Open excavation work for the surge shaft commenced, after the construction of the approach, in August 2001. A 30m diameter, 92m deep, surge shaft will be excavated with of a raise borer. A 200mm diameter hole will be drilled, top-down, to the headrace tunnel crown. Meanwhile, the approach to the bottom of the surge shaft will be through adit-V. A 1.8m diameter hole will then be reamed (bottom-upwards) over a period of two months. After the completion of the pilot hole, widening will be carried out in stages of 3m depths. Concrete lining is planned to be taken up in 2.5m high shutters, the whole surge shaft is scheduled for completion in August 2005.
Excavation of three, 175m deep, pressure shafts of 4.7m diameter is to be carried out through adits joining the pressure shafts at the top and bottom. After excavating the 350m long bottom adit, the horizontal portions of all three pressure shafts are being excavated. The top 50m long adit has been excavated alongside the top horizontal portions of the pressure shafts. The vertical portions will be excavated with the help of a raise borer (as with the surge shaft). Concrete lining of the pressure shaft is planned after the erection of steel liners. The complete activity is planned for completion by August 2004.
Power house and transformer galleries
Excavation of the 100m x 22m x 47.5m underground power house commenced in November 2001 after the completion of the ventilation and main access tunnels. The 310m long ventilation tunnel, which serves the power house cavern and transformer gallery, also acts as a cable tunnel.
The main access tunnel which bifurcates at its portal, leads to the power house and transformer galleries, for lengths of 171m and 149m respectively. The principle rock types encountered around the portal and the initial section of the main access tunnel is traversed by three sets of joints, but the rock mass is rated as good.

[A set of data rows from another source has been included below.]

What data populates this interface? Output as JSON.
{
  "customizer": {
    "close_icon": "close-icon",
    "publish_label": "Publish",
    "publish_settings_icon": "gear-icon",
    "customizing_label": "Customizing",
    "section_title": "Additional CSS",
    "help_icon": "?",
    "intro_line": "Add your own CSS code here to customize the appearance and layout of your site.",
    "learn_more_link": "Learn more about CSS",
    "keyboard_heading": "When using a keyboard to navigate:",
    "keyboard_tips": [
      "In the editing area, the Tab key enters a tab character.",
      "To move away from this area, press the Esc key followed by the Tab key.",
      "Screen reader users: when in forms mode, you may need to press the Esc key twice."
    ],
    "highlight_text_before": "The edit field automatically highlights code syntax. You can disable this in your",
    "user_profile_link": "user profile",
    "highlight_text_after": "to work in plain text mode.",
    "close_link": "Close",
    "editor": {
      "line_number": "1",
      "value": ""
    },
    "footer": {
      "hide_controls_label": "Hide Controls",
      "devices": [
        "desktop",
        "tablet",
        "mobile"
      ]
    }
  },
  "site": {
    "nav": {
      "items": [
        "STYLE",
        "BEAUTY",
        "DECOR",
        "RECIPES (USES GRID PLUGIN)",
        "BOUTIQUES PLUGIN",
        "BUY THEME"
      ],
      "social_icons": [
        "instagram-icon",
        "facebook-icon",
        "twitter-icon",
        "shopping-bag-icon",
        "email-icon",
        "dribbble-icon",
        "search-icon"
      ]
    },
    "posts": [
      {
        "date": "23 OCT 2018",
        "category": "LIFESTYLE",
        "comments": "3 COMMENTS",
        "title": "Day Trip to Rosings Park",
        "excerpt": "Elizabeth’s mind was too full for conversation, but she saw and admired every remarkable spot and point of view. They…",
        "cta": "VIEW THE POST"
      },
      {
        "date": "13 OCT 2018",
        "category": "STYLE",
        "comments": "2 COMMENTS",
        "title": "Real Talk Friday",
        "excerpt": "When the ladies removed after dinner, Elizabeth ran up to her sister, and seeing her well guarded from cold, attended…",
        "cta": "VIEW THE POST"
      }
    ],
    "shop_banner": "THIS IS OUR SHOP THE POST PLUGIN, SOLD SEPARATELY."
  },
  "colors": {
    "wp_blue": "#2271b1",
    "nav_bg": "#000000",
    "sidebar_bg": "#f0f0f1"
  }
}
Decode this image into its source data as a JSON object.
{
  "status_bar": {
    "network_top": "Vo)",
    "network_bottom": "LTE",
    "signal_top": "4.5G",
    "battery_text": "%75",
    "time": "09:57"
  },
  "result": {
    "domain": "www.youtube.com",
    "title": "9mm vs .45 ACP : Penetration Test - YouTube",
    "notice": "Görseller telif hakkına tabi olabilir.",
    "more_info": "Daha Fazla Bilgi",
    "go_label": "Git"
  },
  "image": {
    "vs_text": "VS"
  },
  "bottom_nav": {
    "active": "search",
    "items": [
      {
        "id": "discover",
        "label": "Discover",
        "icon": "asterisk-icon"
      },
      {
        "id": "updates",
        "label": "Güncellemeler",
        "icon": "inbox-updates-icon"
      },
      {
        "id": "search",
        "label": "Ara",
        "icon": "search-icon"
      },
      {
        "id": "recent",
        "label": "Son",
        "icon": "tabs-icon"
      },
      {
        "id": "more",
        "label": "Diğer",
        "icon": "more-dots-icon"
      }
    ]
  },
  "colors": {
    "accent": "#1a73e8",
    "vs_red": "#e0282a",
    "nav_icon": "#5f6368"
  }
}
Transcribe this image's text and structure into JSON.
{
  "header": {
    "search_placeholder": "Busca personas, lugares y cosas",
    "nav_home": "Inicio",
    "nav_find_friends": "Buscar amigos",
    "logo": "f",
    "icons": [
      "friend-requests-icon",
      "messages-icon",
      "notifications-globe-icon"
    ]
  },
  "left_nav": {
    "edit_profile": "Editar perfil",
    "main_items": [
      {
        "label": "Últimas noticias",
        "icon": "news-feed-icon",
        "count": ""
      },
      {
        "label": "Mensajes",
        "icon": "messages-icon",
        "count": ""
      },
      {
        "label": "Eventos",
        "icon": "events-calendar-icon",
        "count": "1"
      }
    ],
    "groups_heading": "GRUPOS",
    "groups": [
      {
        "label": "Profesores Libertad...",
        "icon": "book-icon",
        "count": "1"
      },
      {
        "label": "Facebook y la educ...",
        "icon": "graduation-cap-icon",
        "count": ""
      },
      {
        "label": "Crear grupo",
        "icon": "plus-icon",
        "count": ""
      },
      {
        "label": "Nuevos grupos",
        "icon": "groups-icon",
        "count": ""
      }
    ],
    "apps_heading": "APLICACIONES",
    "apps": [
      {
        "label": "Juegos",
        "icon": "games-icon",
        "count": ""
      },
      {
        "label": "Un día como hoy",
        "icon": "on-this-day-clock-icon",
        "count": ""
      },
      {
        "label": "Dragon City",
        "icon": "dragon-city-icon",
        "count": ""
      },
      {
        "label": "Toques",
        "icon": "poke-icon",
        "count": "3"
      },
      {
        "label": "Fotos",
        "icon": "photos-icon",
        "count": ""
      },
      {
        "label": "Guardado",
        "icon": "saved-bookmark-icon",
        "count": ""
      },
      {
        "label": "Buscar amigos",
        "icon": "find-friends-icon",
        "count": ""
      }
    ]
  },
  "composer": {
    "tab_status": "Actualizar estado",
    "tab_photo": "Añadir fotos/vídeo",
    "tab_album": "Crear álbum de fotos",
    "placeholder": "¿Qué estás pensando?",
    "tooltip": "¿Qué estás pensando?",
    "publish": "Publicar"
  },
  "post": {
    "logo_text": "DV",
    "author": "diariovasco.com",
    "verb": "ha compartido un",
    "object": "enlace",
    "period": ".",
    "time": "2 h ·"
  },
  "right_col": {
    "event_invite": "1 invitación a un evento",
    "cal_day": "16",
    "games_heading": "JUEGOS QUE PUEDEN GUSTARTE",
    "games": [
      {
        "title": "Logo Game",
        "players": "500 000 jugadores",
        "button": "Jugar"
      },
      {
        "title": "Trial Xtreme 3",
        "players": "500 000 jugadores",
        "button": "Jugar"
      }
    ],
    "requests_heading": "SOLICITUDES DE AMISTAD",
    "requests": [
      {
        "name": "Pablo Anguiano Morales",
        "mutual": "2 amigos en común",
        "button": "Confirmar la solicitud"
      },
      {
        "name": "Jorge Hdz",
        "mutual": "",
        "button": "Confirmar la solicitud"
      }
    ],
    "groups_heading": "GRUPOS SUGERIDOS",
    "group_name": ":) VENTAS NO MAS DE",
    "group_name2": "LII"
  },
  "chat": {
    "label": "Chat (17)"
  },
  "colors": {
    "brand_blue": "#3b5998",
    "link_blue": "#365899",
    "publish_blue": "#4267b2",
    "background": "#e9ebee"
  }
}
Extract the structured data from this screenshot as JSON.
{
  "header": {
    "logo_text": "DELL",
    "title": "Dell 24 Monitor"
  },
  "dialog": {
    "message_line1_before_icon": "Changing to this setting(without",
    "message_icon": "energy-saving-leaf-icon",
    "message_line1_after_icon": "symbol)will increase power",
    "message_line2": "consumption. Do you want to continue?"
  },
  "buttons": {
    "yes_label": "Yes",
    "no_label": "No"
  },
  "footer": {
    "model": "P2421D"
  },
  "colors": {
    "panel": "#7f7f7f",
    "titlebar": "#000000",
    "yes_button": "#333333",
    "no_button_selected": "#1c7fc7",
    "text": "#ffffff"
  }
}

Rock bolts, chain link-wire mesh and shotcrete have been used to support the exterior rock face around the main access tunnel portal. The rock mass in this area (classified as fair to poor) is closely jointed, moderately weathered quartzite with bands of phyllitic quartzite. Initially the area was covered with slope wash material, after the removal of overburden and weathered rock the portal was established with the help of five steel ribs backfilled with concrete. Rock slopes facing the river Teesta are being supported by 3m long rock bolts, chain-link and shotcrete.
The power house cavern is being excavated in three sections namely central, left and right. Thereafter slashing to full width and benching down to the service bay level by July 2002 is envisaged using twin-boom drilling jumbos. Extensive shotcreting, wire mesh, rock bolting and grouting are being carried to stabilise the roof arches of the cavern. Benching is planned to be finished for October 2002. Concreting of the power house is planned to commence in December 2002 and will continue up until August 2005. Excavation of the 85m x 14.5m x 10.7m transformer gallery has also started, using a similar method.
It is planned to excavate three 6m diameter, 165m long, D-shaped tunnels from the outlet end concurrently. The tailrace outlet is near the river, therefore massive river protection works have been undertaken. Open rock cut excavation has already started.
Construction activities are now in full swing with all of the construction adits completed and headrace tunnel drill and blast excavation under way. The final lining of the diversion tunnels is nearing completion and excavation of the power house cavern and transformer caverns has started.
Preparatory work for the dam construction has begun with the first set of jet grouting trials under way and the construction team is on course to finish work by February 2007, the scheduled date of commissioning.